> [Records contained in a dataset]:
((

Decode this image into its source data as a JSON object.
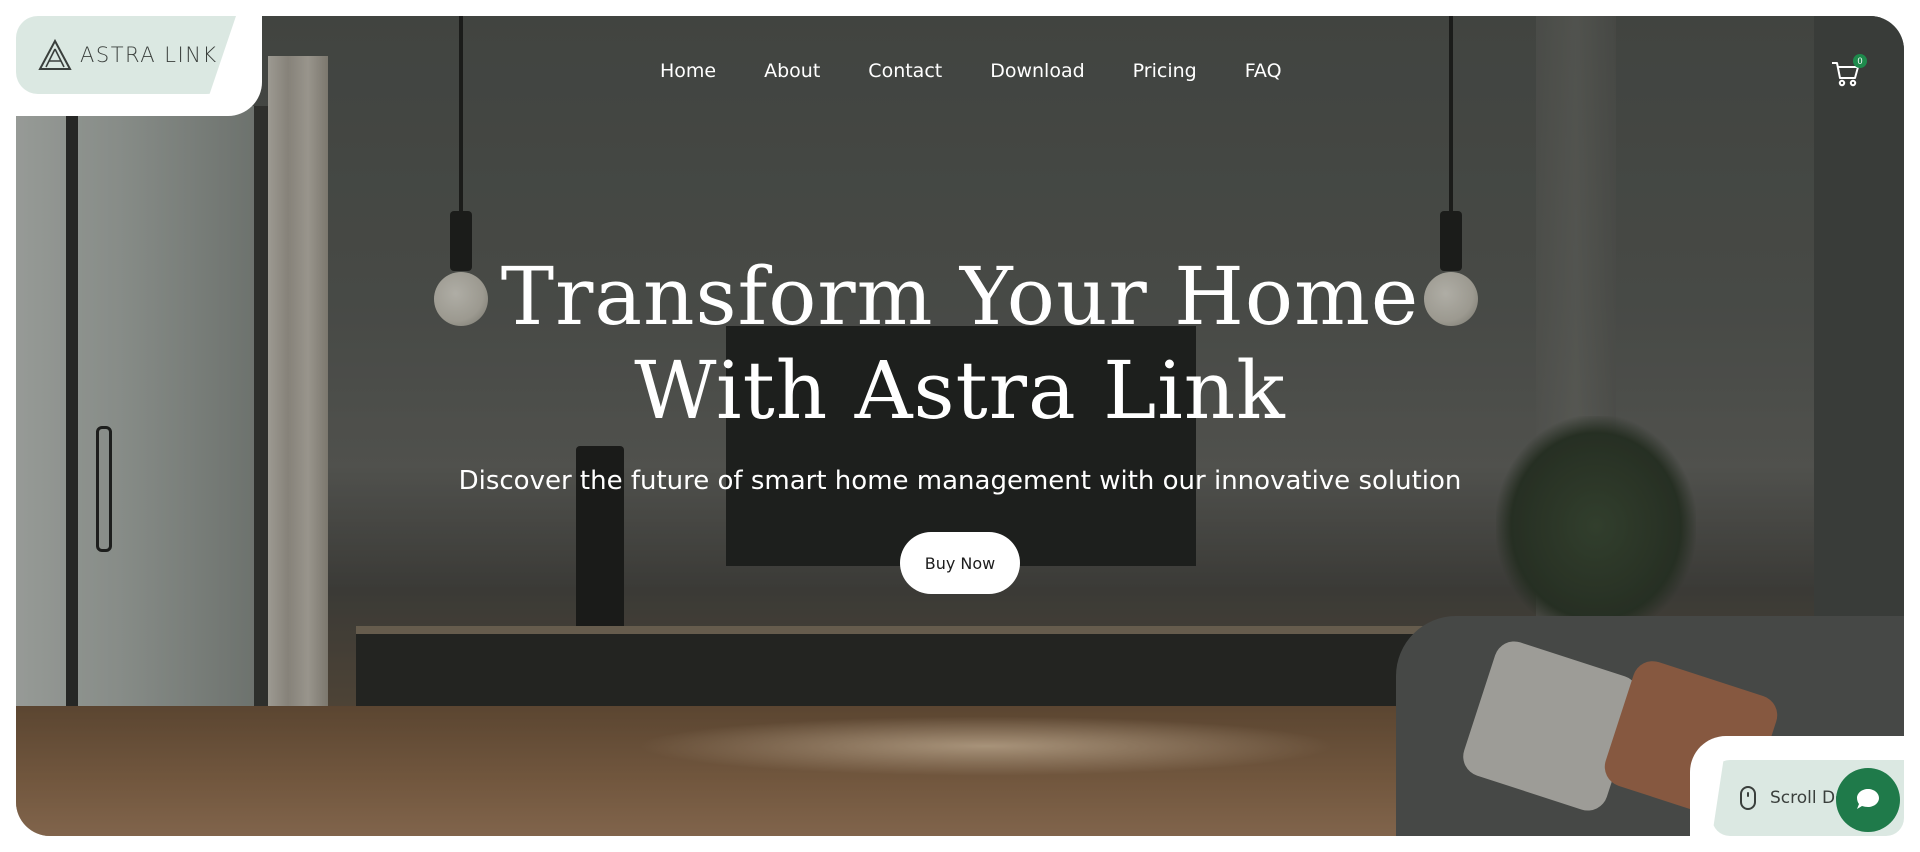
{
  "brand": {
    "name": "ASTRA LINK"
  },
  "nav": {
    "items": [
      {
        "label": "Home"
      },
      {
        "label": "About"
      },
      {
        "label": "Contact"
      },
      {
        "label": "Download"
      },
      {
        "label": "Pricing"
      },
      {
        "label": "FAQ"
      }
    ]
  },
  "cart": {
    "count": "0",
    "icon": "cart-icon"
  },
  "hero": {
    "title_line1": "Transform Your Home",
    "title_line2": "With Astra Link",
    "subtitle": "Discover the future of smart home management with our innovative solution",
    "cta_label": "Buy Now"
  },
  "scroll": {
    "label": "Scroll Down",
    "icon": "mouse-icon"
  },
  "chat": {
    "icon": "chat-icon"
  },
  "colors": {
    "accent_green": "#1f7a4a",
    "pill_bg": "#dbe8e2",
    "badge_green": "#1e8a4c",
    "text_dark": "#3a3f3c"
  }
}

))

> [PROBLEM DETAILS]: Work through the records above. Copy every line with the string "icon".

> [ANSWER BOX]:
    "icon": "cart-icon"
    "icon": "mouse-icon"
    "icon": "chat-icon"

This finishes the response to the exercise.